- a register or other collection of personal information that a health agency is authorised or required to maintain under an Act for monitoring public health issues, including, for example, by identifying morbidity and mortality trends, planning and evaluating health services or facilitating and evaluating treatments; or
- personal information collected by a health agency under an Act requiring a person to give the information to a health agency.
For example, this includes information collected for:
- the cancer registry
- licences or authorities under the Health (Drugs and Poisons) Regulation 1996 (Qld); and
- applications for licences under the Private Health Facilities Act 1999 (Qld).
Health agencies – collection notice when not collecting directly from the individual
Unlike other agencies, for health agencies the collection notice requirement applies when personal information about an individual is collected from somebody other than that individual. For example, when:
- a relative calls a health service with information about the health status of a patient
- a health agency collects information from a job applicant’s referee to determine their suitability for a position or undertakes a criminal history check on an employee; or
- it receives about a departmental employee from a patient or member of the public in the form of a complaint.
In practice, this means that where a third party gives information to a health agency about an individual, the health agency must, where practicable, take reasonable steps to ensure the individual is generally aware of the information that would normally be contained in a health agency collection notice. However, there is no requirement to tell the individual the content, source, or nature of the information collected.
This requirement does not apply if doing so would pose a serious threat to the life, health, safety or welfare of any person.
It also doesn't apply where the information collected was a family medical history, social medical history or other relevant information about any individual, it was collected for the purpose of providing any person with a health service, and it was collected from:
- the person who is to receive or is receiving the service
- a parent of the relevant individual
- a child or sibling of the relevant individual if a health professional believes the child or sibling has capacity
- a spouse or de facto partner of the relevant individual
- a relative of the relevant individual if the relative is a member of the relevant individual’s household
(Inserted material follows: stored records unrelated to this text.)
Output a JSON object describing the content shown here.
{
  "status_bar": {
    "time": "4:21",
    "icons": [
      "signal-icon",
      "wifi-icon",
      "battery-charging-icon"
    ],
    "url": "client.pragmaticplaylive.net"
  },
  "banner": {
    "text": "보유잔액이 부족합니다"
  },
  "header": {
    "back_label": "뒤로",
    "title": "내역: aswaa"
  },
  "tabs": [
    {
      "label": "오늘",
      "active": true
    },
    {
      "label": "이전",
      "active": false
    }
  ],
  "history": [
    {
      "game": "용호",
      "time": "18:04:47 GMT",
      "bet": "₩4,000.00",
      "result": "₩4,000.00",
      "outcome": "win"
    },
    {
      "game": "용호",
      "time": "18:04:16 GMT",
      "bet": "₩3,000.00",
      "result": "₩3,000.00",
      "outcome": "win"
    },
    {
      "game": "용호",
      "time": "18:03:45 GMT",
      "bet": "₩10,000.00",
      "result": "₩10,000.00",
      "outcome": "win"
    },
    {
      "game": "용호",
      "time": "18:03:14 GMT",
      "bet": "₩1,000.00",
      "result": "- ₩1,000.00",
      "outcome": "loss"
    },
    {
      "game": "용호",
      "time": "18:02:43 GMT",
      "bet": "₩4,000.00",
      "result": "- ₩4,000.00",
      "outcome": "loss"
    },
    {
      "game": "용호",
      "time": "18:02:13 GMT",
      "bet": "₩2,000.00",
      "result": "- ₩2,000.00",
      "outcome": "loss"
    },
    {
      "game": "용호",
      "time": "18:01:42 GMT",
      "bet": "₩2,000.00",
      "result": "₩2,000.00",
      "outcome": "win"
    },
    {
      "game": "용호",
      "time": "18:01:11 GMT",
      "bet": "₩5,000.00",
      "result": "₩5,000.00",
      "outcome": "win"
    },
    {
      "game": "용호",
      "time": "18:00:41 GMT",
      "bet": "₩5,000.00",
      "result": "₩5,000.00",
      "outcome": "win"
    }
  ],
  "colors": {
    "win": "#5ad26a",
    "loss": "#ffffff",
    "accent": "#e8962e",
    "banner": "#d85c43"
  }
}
- a guardian of the relevant individual
- a person exercising a power under an enduring power of attorney made by the relevant individual that is exercisable in relation to decisions about the relevant individual’s health
- a person who has sufficient personal interest in the health and welfare of the relevant individual; or
- a person nominated by the relevant individual to be contacted in case of emergency.6
- 1 In this guideline, health agency includes a bound contracted service provider to a health agency.
- 2 In this guideline, agency includes Ministers and bound contracted service providers to the agency.
- 3 Any information or opinion about an individual whose identity is apparent, or can reasonably be ascertained, from the information or opinion.
- 4 Non-health agencies must also advise of anyone those entities will pass it to.
- 5 For a detailed discussion on the meaning of ‘practicable’ see Key privacy concepts – practicable and impracticable.
- 6 NPP 9(1)(e).
Current as at: September 19, 2019